EXTRACTED MATERIAL START

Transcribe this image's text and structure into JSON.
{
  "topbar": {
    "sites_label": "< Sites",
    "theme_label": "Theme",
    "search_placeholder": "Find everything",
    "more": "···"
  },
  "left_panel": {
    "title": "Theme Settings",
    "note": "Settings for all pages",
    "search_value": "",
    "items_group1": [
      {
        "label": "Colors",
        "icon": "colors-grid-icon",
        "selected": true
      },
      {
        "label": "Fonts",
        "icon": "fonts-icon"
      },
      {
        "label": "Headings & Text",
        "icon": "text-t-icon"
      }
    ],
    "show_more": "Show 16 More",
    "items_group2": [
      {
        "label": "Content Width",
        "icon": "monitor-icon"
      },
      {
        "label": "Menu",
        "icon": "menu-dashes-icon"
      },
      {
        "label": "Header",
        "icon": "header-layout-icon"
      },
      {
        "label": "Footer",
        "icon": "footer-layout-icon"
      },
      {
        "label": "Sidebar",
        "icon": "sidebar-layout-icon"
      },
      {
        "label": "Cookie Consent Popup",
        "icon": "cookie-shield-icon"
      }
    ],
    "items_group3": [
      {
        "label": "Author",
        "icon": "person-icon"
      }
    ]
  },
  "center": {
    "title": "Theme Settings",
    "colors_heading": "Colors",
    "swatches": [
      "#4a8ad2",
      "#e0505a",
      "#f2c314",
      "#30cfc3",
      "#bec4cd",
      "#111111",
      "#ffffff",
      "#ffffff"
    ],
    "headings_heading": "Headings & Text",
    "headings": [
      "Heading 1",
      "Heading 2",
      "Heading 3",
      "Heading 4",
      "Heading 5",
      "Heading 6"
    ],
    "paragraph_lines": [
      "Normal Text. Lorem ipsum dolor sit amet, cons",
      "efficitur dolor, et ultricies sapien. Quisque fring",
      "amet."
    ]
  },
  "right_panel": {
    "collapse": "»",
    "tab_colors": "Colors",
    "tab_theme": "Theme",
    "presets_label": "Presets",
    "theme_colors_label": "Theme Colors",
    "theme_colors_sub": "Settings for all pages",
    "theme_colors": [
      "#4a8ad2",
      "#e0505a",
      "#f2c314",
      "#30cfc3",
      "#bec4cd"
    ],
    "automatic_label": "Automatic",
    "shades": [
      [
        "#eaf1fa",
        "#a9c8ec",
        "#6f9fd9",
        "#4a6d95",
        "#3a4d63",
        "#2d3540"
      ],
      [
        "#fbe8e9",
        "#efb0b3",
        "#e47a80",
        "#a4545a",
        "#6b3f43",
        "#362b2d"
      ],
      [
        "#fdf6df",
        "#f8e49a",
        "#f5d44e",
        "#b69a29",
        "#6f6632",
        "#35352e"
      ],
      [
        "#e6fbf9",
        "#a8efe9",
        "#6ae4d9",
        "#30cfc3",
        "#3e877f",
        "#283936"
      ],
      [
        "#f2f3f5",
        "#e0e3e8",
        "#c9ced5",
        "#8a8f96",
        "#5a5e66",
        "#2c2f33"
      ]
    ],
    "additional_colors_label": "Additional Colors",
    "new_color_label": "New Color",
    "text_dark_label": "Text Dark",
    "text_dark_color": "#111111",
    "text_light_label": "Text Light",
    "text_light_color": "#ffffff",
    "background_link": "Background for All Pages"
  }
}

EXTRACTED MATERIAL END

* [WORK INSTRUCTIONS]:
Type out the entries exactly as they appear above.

* [SOLUTION FOR THIS EXERCISE]:
Transcribe this image's text and structure into JSON.
{
  "topbar": {
    "sites_label": "< Sites",
    "theme_label": "Theme",
    "search_placeholder": "Find everything",
    "more": "···"
  },
  "left_panel": {
    "title": "Theme Settings",
    "note": "Settings for all pages",
    "search_value": "",
    "items_group1": [
      {
        "label": "Colors",
        "icon": "colors-grid-icon",
        "selected": true
      },
      {
        "label": "Fonts",
        "icon": "fonts-icon"
      },
      {
        "label": "Headings & Text",
        "icon": "text-t-icon"
      }
    ],
    "show_more": "Show 16 More",
    "items_group2": [
      {
        "label": "Content Width",
        "icon": "monitor-icon"
      },
      {
        "label": "Menu",
        "icon": "menu-dashes-icon"
      },
      {
        "label": "Header",
        "icon": "header-layout-icon"
      },
      {
        "label": "Footer",
        "icon": "footer-layout-icon"
      },
      {
        "label": "Sidebar",
        "icon": "sidebar-layout-icon"
      },
      {
        "label": "Cookie Consent Popup",
        "icon": "cookie-shield-icon"
      }
    ],
    "items_group3": [
      {
        "label": "Author",
        "icon": "person-icon"
      }
    ]
  },
  "center": {
    "title": "Theme Settings",
    "colors_heading": "Colors",
    "swatches": [
      "#4a8ad2",
      "#e0505a",
      "#f2c314",
      "#30cfc3",
      "#bec4cd",
      "#111111",
      "#ffffff",
      "#ffffff"
    ],
    "headings_heading": "Headings & Text",
    "headings": [
      "Heading 1",
      "Heading 2",
      "Heading 3",
      "Heading 4",
      "Heading 5",
      "Heading 6"
    ],
    "paragraph_lines": [
      "Normal Text. Lorem ipsum dolor sit amet, cons",
      "efficitur dolor, et ultricies sapien. Quisque fring",
      "amet."
    ]
  },
  "right_panel": {
    "collapse": "»",
    "tab_colors": "Colors",
    "tab_theme": "Theme",
    "presets_label": "Presets",
    "theme_colors_label": "Theme Colors",
    "theme_colors_sub": "Settings for all pages",
    "theme_colors": [
      "#4a8ad2",
      "#e0505a",
      "#f2c314",
      "#30cfc3",
      "#bec4cd"
    ],
    "automatic_label": "Automatic",
    "shades": [
      [
        "#eaf1fa",
        "#a9c8ec",
        "#6f9fd9",
        "#4a6d95",
        "#3a4d63",
        "#2d3540"
      ],
      [
        "#fbe8e9",
        "#efb0b3",
        "#e47a80",
        "#a4545a",
        "#6b3f43",
        "#362b2d"
      ],
      [
        "#fdf6df",
        "#f8e49a",
        "#f5d44e",
        "#b69a29",
        "#6f6632",
        "#35352e"
      ],
      [
        "#e6fbf9",
        "#a8efe9",
        "#6ae4d9",
        "#30cfc3",
        "#3e877f",
        "#283936"
      ],
      [
        "#f2f3f5",
        "#e0e3e8",
        "#c9ced5",
        "#8a8f96",
        "#5a5e66",
        "#2c2f33"
      ]
    ],
    "additional_colors_label": "Additional Colors",
    "new_color_label": "New Color",
    "text_dark_label": "Text Dark",
    "text_dark_color": "#111111",
    "text_light_label": "Text Light",
    "text_light_color": "#ffffff",
    "background_link": "Background for All Pages"
  }
}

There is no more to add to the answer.